Each player has their own breaking point on weather to continue on with their dream or to give it up for the 9-5 world. The boundaries are different for everyone. Some players are content playing until the uniform is torn of their back and other guys will only play as far as their talent will take them. Its hard to watch players fail that give up everything to do this job. Their lives are put on hold in pursuit of a childhood dream. Obviously if a player reaches the big leagues then every ounce of the struggle was worth it. It also could be reasonably argued however even if a player doesn’t reach the major leagues the struggle was still worth the effort after all. Maybe the reward is the opportunity and not the end result when it’s all said and done ?
This is a cynical business I work in and a lot of the human element of my career is removed because of the ungodly amounts of money that are available to my clients but that doesn’t make it right. It doesn’t mean that the pursuit of money should triumph above all else. Agents are supposed to aid and assist people in pursuit of the dreams in addition to enriching their lives off the field. Agents have a responsibility to do everything they can off the field so all the player has to do is go play baseball. A good agent simplifies the situation to that very basic equation. The agent does everything off the field and the player goes to work on the field. it’s a mutually beneficial relationship if both parties do what is required of them and that’s just the way things are.

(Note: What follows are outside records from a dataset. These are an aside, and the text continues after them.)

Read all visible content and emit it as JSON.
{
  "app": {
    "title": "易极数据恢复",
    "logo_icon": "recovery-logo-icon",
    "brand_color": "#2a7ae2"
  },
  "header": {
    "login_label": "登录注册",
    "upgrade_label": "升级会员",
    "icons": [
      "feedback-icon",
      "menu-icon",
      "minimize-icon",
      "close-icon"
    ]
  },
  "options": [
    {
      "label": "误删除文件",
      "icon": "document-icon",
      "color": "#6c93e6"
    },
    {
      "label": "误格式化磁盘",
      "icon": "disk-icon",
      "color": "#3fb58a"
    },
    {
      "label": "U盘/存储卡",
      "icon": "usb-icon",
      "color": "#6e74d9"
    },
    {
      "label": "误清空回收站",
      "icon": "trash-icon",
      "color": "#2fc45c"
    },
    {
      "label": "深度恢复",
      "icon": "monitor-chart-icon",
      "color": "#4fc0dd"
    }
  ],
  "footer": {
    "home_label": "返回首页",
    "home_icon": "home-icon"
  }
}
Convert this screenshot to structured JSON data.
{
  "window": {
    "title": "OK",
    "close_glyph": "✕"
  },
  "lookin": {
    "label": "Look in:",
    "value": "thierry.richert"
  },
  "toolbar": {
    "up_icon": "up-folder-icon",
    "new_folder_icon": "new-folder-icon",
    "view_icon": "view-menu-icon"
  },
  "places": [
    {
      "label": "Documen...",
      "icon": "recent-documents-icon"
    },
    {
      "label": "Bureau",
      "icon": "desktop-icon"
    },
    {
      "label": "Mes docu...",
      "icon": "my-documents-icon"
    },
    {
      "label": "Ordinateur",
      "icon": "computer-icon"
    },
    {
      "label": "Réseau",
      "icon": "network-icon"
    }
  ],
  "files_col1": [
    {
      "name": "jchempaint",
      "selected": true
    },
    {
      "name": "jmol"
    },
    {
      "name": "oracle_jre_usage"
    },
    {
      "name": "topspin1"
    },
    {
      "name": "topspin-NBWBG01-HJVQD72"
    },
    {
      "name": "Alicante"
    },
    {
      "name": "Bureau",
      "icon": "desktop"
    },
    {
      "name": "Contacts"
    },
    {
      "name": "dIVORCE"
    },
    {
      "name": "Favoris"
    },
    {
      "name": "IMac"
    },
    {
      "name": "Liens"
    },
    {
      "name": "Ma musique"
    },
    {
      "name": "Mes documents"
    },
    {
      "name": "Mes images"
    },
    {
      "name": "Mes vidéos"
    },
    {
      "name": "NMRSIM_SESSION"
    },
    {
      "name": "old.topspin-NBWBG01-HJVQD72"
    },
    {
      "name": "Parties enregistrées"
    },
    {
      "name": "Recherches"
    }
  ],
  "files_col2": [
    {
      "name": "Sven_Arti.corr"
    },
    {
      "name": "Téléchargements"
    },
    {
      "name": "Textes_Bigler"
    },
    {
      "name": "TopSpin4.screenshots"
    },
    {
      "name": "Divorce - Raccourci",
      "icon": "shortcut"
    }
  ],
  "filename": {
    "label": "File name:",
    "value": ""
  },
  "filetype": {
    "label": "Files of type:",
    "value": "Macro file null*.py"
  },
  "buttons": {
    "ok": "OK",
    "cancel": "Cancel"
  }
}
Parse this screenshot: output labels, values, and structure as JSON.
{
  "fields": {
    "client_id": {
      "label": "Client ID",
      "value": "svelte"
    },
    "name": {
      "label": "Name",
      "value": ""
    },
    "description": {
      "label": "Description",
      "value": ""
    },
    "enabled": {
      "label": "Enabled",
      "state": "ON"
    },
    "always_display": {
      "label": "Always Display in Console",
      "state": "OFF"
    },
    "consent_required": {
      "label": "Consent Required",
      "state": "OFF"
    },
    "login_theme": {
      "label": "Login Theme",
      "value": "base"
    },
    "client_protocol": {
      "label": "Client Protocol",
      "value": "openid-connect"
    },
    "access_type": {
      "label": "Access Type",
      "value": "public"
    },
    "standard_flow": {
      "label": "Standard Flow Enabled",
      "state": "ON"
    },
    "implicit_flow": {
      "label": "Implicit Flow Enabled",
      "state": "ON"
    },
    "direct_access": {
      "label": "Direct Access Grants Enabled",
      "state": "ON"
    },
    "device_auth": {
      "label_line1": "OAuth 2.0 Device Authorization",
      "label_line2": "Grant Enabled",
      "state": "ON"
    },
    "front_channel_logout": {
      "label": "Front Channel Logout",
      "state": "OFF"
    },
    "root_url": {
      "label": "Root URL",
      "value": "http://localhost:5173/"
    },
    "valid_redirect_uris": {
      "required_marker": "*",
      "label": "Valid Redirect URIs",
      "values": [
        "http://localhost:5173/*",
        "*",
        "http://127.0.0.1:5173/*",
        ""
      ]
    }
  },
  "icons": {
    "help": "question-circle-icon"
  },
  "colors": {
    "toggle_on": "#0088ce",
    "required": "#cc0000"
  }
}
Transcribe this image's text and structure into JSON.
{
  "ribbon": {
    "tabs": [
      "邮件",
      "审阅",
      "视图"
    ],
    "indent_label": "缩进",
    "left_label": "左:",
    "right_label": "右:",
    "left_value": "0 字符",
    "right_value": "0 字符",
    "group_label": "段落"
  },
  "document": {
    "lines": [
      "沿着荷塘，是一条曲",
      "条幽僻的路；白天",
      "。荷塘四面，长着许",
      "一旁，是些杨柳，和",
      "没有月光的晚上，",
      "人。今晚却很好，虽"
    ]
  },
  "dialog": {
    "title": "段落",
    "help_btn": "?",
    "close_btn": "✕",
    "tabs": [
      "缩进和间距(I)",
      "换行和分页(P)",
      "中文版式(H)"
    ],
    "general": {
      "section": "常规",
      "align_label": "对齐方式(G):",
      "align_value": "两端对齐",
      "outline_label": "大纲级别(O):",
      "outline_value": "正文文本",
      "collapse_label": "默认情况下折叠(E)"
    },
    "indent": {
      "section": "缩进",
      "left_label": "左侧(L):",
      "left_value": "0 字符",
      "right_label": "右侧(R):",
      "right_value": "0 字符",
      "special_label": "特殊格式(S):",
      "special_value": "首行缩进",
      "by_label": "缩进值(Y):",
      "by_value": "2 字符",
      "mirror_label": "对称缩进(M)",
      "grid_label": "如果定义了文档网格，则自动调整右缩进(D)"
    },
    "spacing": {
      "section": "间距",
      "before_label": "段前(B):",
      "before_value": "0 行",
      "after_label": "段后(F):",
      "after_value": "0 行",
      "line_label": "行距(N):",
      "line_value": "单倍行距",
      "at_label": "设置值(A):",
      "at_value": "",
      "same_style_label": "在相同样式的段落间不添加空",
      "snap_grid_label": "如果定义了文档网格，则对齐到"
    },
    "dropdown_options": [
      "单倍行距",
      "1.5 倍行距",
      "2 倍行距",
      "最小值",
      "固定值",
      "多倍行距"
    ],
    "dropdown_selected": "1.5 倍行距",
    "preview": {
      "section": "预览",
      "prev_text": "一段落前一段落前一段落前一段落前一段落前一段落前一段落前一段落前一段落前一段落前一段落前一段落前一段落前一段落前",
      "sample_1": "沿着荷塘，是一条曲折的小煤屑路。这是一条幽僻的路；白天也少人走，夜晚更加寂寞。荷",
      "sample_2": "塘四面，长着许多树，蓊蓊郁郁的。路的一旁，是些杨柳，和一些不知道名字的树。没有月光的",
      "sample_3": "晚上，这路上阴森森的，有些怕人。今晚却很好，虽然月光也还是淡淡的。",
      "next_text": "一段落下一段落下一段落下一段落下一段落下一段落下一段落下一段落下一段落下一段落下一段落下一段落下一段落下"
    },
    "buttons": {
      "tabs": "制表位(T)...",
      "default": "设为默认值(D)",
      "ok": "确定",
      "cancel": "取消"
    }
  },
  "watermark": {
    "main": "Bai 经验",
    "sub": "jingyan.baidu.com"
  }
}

I wish each and every player who has a dream to play in the major leagues could achieve that dream. The deck is stacked heavily against each player who puts on a uniform each day that a game is played. For a lucky few the dream is ultimately realized but for the vast majority of players the dream dies at some point in the minor leagues whether it be because of injuries or a lack of ability or lack of desire. As an agent if a player doesn’t make it to the big leagues it’s a devastating event. For me personally it has less to do with the monetary loss because it is absolutely impossible to put a price on somebody’s dreams. Even though players retire I am always there for a client as long as they will have me.